Anyway, while working on the coming Ballpark E-Guides booklet for Wrigley Field (hopefully available sometime in 2011, although I can’t promise it), I stumbled on a site called ParkWhiz, and driving to the game, or even to the city in general, will never be the same.
ParkWhiz could best be described as StubHub for parking spots. You go to the ParkWhiz website, enter the date and time and location (including sports venues) that you wish to declare a spot your own, and ParkWhiz will list for you the addresses of all of the available nearby spots. There is a map to show where each spot is, and even customer ratings and whether tailgating is permitted for each spot. Click on a button to reserve it, print out your reservation, plug it into your GPS and head to the game knowing that a spot will be yours and you’ll have more time to spend grazing around the ballpark. These days, you could do it all with your phone if it’s advanced enough. ParkWhiz does charge a 10% commission…they do need to make a profit…but that’s worth its weight in gas money saved by a couple laps around the park.
For just one example, as of this writing, for the December 12 Bears game at Soldier Field in Chicago, there are spots available for just $11. That’s quite a deal, although it is 1.7 miles away (which is just a short train ride in Chicago).
ParkWhiz guarantees your reservation too…full refund if you don’t get your reserved spot.
Not only does a site like ParkWhiz help motorists find a spot without searching endlessly around a ballpark, it helps parking lot owners or anyone else offering spaces to fill them at market value prices. How many times have you felt ripped off after shelling out a ridiculous amount of money for the only space you could find? With ParkWhiz, it’s a lot more likely that you’ll pay what a space is worth, and you don’t have to be gouged anymore. Well not as much anyway.
ParkWhiz probably wouldn’t be as great in a city like Philadelphia, where there is a sports complex taking up a great deal of space that has ample parking anyway. But if you would really prefer not to take a train, ParkWhiz would be a great boon to your party heading to New York, Boston, Chicago or any other city where parking is always a challenge.

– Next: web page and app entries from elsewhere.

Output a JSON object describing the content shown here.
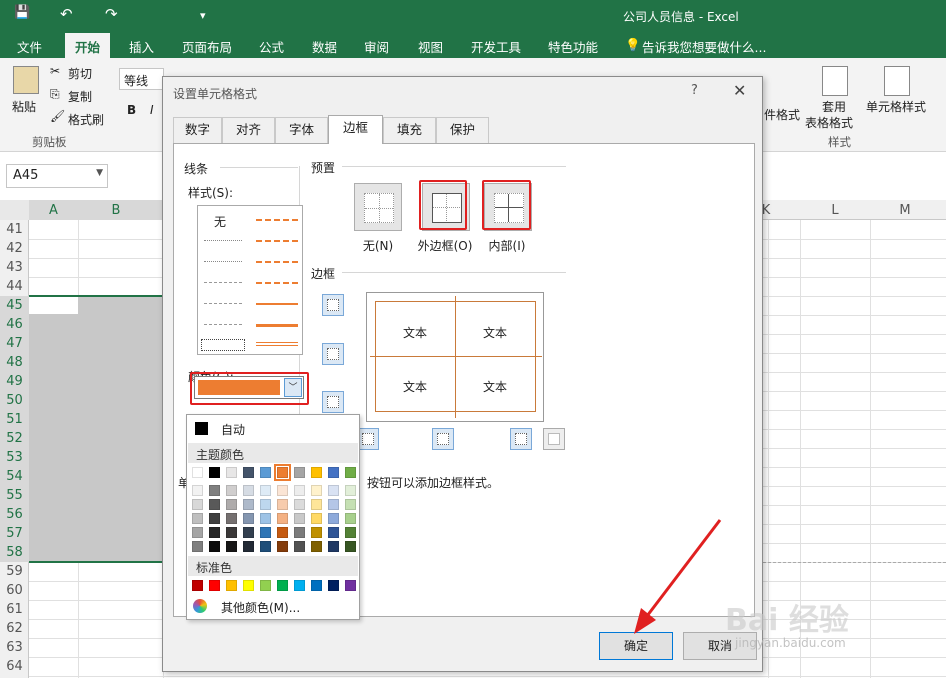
{
  "titlebar": {
    "title": "公司人员信息 - Excel",
    "qa_save": "💾",
    "qa_undo": "↶",
    "qa_redo": "↷",
    "qa_more": "▾"
  },
  "menubar": {
    "items": [
      "文件",
      "开始",
      "插入",
      "页面布局",
      "公式",
      "数据",
      "审阅",
      "视图",
      "开发工具",
      "特色功能"
    ],
    "active": "开始",
    "tellme": "告诉我您想要做什么..."
  },
  "ribbon": {
    "paste": "粘贴",
    "cut": "剪切",
    "copy": "复制",
    "format_painter": "格式刷",
    "clipboard_group": "剪贴板",
    "font_name": "等线",
    "bold": "B",
    "italic": "I",
    "cell_format": "件格式",
    "table_format": "套用",
    "table_format2": "表格格式",
    "cell_style": "单元格样式",
    "style_group": "样式"
  },
  "namebox": {
    "value": "A45"
  },
  "columns": [
    "A",
    "B",
    "K",
    "L",
    "M"
  ],
  "rows": [
    "41",
    "42",
    "43",
    "44",
    "45",
    "46",
    "47",
    "48",
    "49",
    "50",
    "51",
    "52",
    "53",
    "54",
    "55",
    "56",
    "57",
    "58",
    "59",
    "60",
    "61",
    "62",
    "63",
    "64"
  ],
  "dialog": {
    "title": "设置单元格格式",
    "help": "?",
    "close": "✕",
    "tabs": [
      "数字",
      "对齐",
      "字体",
      "边框",
      "填充",
      "保护"
    ],
    "active_tab": "边框",
    "line_section": "线条",
    "style_label": "样式(S):",
    "style_none": "无",
    "color_label": "颜色(C):",
    "color_value": "#ed7d31",
    "preset_section": "预置",
    "preset_none": "无(N)",
    "preset_outline": "外边框(O)",
    "preset_inside": "内部(I)",
    "border_section": "边框",
    "preview_text": [
      "文本",
      "文本",
      "文本",
      "文本"
    ],
    "hint_prefix": "单",
    "hint_suffix": "按钮可以添加边框样式。",
    "ok": "确定",
    "cancel": "取消"
  },
  "palette": {
    "auto": "自动",
    "theme_colors": "主题颜色",
    "standard_colors": "标准色",
    "more_colors": "其他颜色(M)...",
    "theme_top": [
      "#ffffff",
      "#000000",
      "#e7e6e6",
      "#44546a",
      "#5b9bd5",
      "#ed7d31",
      "#a5a5a5",
      "#ffc000",
      "#4472c4",
      "#70ad47"
    ],
    "theme_shades": [
      [
        "#f2f2f2",
        "#7f7f7f",
        "#d0cece",
        "#d6dce4",
        "#deebf6",
        "#fbe5d5",
        "#ededed",
        "#fff2cc",
        "#d9e2f3",
        "#e2efd9"
      ],
      [
        "#d8d8d8",
        "#595959",
        "#aeabab",
        "#adb9ca",
        "#bdd7ee",
        "#f7cbac",
        "#dbdbdb",
        "#fee599",
        "#b4c6e7",
        "#c5e0b3"
      ],
      [
        "#bfbfbf",
        "#3f3f3f",
        "#757070",
        "#8496b0",
        "#9dc3e6",
        "#f4b183",
        "#c9c9c9",
        "#ffd965",
        "#8eaadb",
        "#a8d08d"
      ],
      [
        "#a5a5a5",
        "#262626",
        "#3a3838",
        "#323f4f",
        "#2e75b5",
        "#c55a11",
        "#7b7b7b",
        "#bf9000",
        "#2f5496",
        "#538135"
      ],
      [
        "#7f7f7f",
        "#0c0c0c",
        "#171616",
        "#222a35",
        "#1e4e79",
        "#843c0b",
        "#525252",
        "#7f6000",
        "#1f3864",
        "#375623"
      ]
    ],
    "standard": [
      "#c00000",
      "#ff0000",
      "#ffc000",
      "#ffff00",
      "#92d050",
      "#00b050",
      "#00b0f0",
      "#0070c0",
      "#002060",
      "#7030a0"
    ]
  },
  "watermark": {
    "brand": "Bai 经验",
    "url": "jingyan.baidu.com"
  }
}
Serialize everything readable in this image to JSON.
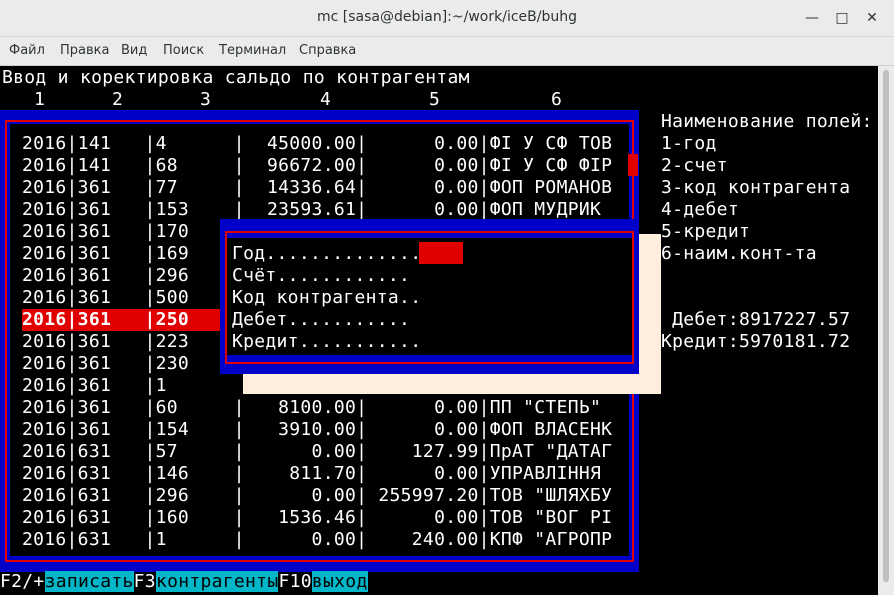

One less hassle for the ballpark visitor thanks to the Internet. If this keeps up, there won’t be a need for Ballpark E-Guides. But until then, I soldier on!
ParkWhiz website: www.parkwhiz.com